“I need some evergreens!” an almost panicked woman recently said to me. “They’re building on the lot next door, and they’ve cut down all the trees!”
Like many people in this situation, my customer was interested in buying several tall evergreens. She wanted to plant a long row of them to block the construction. I agreed that a screen was needed, but I wondered if it was wise to choose only one type of evergreen.
I told her to imagine her screen eight years from now, when it had grown tall and thick. Then I asked her how it would look if two or three of those tall plants died. “It would be terrible… I’d have to replant the ones that died.” She replied. I pointed out that in replacing them she would have to find mature plants that were exactly the same. “What if you can’t find plants that are identical in variety and size?” I said. “Other choices will look odd because they won’t match.”
Finding the right replacement for a dead section is only one problem. Using one type of plant also puts the entire row at risk if an insect or disease comes along. Such a “mono-culture” is always vulnerable to the next pest that comes into an area.

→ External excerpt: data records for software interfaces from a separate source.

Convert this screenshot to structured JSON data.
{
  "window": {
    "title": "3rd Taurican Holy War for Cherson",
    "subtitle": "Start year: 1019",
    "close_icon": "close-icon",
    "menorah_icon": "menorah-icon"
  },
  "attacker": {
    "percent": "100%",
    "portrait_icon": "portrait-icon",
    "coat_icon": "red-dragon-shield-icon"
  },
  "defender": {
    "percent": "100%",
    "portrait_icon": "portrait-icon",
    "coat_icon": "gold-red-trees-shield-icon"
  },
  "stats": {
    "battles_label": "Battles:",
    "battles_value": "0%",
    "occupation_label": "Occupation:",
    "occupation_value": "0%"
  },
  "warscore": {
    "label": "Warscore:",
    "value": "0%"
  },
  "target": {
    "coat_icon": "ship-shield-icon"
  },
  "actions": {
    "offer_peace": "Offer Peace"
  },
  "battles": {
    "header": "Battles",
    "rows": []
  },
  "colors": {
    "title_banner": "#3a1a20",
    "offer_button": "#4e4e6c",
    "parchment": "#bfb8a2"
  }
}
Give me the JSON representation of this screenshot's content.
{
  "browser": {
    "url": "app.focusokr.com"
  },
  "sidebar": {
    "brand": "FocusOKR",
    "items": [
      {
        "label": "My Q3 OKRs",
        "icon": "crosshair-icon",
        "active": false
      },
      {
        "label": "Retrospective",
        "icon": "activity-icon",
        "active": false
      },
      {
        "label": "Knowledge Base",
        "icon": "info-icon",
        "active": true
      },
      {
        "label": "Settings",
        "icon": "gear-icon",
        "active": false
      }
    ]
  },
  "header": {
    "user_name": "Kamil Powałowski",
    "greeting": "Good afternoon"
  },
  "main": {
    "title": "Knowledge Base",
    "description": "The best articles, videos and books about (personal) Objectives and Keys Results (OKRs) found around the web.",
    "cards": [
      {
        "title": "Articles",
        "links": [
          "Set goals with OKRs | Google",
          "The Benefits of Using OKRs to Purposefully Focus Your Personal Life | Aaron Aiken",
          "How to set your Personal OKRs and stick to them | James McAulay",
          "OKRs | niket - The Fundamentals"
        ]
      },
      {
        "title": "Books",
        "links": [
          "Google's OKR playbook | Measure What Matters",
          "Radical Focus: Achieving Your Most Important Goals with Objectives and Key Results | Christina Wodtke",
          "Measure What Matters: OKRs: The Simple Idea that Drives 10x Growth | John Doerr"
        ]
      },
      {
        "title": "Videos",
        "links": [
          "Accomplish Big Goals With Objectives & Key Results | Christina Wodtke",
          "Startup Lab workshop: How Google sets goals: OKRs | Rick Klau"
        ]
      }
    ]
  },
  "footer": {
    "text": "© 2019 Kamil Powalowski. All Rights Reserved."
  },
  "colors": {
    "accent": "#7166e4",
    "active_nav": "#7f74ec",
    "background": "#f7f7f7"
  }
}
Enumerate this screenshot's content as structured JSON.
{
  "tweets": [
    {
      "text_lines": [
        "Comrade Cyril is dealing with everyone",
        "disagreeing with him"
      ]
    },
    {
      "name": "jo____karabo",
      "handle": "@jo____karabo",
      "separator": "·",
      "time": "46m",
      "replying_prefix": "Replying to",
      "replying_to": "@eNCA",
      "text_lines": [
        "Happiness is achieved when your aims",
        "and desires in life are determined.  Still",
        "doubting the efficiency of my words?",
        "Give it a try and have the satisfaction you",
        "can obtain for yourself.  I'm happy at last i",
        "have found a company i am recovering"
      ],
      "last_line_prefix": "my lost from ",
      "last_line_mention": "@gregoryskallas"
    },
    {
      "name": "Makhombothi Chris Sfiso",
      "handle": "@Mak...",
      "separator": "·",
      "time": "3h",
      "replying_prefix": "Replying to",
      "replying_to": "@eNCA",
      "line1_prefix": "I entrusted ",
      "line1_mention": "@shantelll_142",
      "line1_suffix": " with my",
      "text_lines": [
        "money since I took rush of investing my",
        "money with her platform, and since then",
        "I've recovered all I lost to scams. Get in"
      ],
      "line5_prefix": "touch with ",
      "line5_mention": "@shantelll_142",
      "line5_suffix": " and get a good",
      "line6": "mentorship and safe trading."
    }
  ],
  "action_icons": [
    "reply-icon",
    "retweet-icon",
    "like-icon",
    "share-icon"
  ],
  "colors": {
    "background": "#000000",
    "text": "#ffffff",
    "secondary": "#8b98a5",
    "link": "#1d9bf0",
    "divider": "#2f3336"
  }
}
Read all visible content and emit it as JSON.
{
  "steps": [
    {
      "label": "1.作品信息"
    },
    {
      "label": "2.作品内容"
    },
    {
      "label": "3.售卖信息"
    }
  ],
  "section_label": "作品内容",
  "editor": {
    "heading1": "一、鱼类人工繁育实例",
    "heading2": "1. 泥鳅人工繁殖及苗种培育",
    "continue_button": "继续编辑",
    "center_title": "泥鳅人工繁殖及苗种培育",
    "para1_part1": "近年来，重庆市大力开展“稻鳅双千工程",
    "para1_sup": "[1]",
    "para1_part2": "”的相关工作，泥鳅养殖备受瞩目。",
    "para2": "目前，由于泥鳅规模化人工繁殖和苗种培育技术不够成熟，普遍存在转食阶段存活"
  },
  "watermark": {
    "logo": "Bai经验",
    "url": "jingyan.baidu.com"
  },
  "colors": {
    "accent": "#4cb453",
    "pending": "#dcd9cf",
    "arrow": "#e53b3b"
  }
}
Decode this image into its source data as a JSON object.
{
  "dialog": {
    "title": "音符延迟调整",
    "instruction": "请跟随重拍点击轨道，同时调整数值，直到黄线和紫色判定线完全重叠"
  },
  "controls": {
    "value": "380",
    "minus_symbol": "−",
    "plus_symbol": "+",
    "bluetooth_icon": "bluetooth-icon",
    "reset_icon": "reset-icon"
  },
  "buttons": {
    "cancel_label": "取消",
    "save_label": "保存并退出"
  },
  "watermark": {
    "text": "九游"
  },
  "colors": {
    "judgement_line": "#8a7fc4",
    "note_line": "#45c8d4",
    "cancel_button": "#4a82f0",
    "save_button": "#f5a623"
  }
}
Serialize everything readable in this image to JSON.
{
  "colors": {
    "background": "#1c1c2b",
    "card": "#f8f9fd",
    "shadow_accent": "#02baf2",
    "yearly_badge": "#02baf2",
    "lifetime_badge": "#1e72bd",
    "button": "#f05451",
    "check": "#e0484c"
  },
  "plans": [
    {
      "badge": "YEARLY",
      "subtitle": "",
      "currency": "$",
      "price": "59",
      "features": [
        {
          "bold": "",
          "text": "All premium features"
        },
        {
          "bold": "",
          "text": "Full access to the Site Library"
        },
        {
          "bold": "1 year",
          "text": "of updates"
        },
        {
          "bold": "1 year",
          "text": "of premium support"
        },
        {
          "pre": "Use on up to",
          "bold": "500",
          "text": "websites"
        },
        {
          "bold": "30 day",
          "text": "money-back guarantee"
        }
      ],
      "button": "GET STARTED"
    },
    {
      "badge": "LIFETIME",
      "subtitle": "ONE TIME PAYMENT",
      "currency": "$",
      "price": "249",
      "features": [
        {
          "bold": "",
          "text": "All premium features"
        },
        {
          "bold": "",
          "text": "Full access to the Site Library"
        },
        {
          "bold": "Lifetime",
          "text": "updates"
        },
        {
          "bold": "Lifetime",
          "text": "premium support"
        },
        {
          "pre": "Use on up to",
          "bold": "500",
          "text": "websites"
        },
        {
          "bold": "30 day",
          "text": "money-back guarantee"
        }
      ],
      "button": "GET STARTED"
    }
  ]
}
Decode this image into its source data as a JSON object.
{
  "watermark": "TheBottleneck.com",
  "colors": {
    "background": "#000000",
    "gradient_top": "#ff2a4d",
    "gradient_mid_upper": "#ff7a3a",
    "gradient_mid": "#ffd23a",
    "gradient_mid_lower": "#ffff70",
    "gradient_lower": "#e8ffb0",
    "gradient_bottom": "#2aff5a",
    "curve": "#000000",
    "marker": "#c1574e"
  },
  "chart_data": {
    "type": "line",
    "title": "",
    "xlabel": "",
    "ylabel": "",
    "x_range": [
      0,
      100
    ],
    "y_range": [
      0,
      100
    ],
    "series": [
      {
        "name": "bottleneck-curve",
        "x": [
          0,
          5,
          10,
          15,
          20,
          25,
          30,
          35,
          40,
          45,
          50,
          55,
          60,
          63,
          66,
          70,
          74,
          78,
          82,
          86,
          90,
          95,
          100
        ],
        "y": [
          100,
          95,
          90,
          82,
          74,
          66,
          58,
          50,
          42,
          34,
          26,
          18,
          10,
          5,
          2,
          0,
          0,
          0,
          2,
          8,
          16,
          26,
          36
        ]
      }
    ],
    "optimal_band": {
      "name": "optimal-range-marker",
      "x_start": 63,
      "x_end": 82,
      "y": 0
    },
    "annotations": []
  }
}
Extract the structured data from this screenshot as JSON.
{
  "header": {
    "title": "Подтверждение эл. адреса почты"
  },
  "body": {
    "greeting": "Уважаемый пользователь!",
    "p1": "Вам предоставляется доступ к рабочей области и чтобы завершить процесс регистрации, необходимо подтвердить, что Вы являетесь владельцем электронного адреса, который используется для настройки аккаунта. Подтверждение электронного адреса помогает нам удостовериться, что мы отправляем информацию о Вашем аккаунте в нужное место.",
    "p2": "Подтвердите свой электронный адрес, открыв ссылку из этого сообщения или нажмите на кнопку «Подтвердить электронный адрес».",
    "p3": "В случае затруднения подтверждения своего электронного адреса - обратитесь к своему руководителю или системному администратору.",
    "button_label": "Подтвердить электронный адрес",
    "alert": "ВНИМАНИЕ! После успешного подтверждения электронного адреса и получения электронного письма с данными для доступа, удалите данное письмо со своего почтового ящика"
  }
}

As an alternative, a screening of mixed evergreens provides an attractive mix of leaf colors and textures. If one of the plants becomes prone to damage by insects or disease, you are less likely to lose the rest of the shrubbery. And replacement plants won’t look out of place if the original plant selection was diverse.
Finally, I explained to my customer that the birds and wildlife also appreciate an assortment. “That seals it!” she said, “The more the merrier!” And she herself was quite merry as she went out to select her shrubs.
Good fences might make good neighbors, but diverse plantings definitely make good screens.